The blue hole was beautiful, but the bubbles immediately caught my attention because they appeared to be moving sideways, not up. I watched for some time as a bubble moved away from me further and further until it finally broke the surface of the pool. It wasn't that they were moving sideways, the water was so perfectly clear and so deep that it was impossible to tell far below the surface the bubbles were. A sort of optical illusion of clarity. I watched the small bubbles rise and wondered about what was creating them for some time before moving on. A simple dripping of water off a snowbridge over a crevasse similarly captivated me.


Things went on that way for some time, until I looked around from a high point and saw that the other three groups that I had seen earlier had all disappeared. 

 
Waterfall and crystal blue stream



Shadow portrait over a roaring waterfall


I looked at the time and realized I was way past my planned turn-around. The consequence for being late would be an extra 5 mile hike out, after the 2 mile return to Kennicott, and I was already sick of walking with a heavy pack. I hurried back to the mine, only to arrive 40 minutes before the last shuttle. I took those 40 minutes to photograph the old buildings around the mine and and to curse myself for not making more time and bringing the camping gear to stay out a few extra days. Next time, I suppose.





Root Glacier Statistics:

First Time on the Glacier: 26 May, 2016
Type: Valley Glacier, tributary to Kennicott Glacier
Location: Wrangell-St. Elias National Park, Alaska
Source: Regal Mountain (13,845 ft/4,220m)
Length: 15 miles (24 km)
Width: about 2 miles (3.2 km)
Status: downwasting
Access:Via McCarthy and Kennicott
Guide Services: St. Elias Alpine Guides; Kennicott Wilderness Guides

 

More info:
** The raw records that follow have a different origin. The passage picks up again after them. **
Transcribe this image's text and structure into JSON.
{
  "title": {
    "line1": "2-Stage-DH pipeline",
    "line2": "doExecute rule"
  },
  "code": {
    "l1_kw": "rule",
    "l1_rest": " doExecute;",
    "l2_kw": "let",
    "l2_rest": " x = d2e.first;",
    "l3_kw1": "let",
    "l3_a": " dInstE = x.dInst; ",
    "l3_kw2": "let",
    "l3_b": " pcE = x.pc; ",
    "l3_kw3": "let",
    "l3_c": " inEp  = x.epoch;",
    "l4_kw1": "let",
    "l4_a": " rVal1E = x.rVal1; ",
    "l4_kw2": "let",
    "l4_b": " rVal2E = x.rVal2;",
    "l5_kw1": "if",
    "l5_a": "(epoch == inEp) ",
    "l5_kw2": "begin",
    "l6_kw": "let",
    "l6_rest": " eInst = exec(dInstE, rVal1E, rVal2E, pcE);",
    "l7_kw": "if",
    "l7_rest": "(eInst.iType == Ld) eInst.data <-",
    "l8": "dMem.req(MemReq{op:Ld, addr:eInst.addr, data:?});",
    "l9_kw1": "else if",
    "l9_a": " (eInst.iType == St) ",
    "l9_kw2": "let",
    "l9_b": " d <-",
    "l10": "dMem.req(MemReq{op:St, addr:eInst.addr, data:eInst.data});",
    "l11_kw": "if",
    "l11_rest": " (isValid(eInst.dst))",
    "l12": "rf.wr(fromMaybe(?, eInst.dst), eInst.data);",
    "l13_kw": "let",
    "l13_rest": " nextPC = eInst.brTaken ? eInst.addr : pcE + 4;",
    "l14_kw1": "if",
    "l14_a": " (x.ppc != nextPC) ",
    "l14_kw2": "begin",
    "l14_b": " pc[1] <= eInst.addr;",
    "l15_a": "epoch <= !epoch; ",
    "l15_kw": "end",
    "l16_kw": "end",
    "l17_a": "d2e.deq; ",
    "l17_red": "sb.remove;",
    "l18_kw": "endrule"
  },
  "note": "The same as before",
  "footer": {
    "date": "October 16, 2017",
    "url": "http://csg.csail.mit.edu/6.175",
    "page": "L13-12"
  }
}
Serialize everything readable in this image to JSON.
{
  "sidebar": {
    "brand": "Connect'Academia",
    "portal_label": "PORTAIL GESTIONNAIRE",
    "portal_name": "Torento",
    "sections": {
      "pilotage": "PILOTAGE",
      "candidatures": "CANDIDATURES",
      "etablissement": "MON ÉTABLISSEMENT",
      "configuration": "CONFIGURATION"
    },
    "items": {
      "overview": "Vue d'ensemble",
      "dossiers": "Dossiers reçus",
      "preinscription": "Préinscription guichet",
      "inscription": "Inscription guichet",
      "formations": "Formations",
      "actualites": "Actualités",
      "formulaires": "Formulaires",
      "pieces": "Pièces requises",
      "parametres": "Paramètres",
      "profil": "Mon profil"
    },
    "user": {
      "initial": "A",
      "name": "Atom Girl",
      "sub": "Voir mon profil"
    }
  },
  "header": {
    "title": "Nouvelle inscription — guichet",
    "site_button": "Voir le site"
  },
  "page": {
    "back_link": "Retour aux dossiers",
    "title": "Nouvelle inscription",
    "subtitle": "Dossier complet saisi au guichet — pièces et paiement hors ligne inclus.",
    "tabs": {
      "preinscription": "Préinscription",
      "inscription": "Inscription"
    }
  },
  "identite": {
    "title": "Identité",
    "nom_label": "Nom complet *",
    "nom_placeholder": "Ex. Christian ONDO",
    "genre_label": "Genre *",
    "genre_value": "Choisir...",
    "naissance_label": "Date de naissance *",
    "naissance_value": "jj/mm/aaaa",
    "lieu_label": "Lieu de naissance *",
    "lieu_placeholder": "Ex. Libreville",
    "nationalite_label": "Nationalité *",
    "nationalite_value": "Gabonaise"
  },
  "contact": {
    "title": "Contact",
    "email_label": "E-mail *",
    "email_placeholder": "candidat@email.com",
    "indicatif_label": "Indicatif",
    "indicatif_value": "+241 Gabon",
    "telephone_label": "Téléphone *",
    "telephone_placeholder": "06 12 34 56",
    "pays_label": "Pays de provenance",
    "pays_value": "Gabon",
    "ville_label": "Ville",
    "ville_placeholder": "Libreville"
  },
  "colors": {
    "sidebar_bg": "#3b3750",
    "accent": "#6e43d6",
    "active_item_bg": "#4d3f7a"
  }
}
National Park Brochure on McCarthy and Root Glacier



No comments:

Post a Comment